What is expected: If a line of the records contains the word "hours", list it.

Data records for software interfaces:
BEGIN
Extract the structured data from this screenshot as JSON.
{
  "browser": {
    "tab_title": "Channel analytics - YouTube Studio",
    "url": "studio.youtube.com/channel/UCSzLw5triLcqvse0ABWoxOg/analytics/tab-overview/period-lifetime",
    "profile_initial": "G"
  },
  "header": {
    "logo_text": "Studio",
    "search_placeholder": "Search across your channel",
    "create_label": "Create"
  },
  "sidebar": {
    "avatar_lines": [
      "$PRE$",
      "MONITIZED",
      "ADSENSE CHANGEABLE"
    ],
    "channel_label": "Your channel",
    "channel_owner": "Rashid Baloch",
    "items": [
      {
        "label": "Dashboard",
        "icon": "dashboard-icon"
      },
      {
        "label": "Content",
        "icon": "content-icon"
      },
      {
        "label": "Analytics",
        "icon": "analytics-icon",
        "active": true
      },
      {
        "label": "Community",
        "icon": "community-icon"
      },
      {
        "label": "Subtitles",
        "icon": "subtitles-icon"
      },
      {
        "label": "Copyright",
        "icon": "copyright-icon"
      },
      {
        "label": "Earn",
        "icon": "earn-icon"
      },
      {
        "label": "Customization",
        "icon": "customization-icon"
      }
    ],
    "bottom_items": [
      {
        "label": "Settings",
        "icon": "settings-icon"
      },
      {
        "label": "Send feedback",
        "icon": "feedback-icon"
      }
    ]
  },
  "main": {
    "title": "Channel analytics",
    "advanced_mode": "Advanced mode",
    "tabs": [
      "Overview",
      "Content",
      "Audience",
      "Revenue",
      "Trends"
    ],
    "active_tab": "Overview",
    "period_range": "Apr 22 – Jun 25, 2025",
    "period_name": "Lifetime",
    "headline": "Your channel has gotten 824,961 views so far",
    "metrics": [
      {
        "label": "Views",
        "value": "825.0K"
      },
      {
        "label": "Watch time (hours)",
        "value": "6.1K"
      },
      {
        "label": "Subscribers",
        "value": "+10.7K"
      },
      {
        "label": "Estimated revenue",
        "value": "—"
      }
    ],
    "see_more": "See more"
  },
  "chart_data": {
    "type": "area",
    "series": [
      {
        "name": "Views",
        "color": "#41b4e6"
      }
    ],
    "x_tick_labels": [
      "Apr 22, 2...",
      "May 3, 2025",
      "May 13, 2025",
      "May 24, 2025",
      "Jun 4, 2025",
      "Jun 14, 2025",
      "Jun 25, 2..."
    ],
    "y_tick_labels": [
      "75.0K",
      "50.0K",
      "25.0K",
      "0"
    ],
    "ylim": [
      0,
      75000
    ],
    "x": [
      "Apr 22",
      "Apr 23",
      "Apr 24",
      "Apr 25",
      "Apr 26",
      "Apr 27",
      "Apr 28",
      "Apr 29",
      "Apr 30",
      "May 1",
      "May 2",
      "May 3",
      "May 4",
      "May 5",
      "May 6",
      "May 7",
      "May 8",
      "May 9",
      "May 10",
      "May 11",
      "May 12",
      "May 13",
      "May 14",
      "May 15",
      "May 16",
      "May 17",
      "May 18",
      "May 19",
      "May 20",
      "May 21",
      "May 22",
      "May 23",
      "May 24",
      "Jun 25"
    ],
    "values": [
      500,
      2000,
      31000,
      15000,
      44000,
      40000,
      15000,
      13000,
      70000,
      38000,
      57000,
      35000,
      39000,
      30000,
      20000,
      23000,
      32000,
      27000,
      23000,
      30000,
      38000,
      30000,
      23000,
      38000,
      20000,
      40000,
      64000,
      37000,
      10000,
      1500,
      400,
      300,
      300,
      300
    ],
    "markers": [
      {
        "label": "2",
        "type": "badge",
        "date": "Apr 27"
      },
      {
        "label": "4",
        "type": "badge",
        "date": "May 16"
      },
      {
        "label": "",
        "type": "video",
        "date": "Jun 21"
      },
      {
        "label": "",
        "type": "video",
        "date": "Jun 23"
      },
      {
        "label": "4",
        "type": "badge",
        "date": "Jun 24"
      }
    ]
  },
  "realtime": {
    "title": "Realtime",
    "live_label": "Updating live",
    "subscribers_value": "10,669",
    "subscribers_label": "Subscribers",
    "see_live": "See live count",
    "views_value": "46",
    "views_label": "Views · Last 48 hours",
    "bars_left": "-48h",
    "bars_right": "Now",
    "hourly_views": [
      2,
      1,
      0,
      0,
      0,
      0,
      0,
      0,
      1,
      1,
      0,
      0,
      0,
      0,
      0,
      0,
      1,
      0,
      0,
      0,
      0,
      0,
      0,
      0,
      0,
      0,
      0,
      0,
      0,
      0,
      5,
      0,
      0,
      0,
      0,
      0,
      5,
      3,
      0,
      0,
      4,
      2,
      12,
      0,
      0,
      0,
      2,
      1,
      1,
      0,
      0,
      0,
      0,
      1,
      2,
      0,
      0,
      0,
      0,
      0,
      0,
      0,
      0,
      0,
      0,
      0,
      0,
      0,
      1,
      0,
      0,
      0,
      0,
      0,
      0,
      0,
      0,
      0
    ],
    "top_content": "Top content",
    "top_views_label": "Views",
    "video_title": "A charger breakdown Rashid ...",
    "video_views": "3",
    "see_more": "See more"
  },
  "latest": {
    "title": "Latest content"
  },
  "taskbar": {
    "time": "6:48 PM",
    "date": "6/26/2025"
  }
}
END
Solved exercise:
        "label": "Watch time (hours)",
    "views_label": "Views · Last 48 hours",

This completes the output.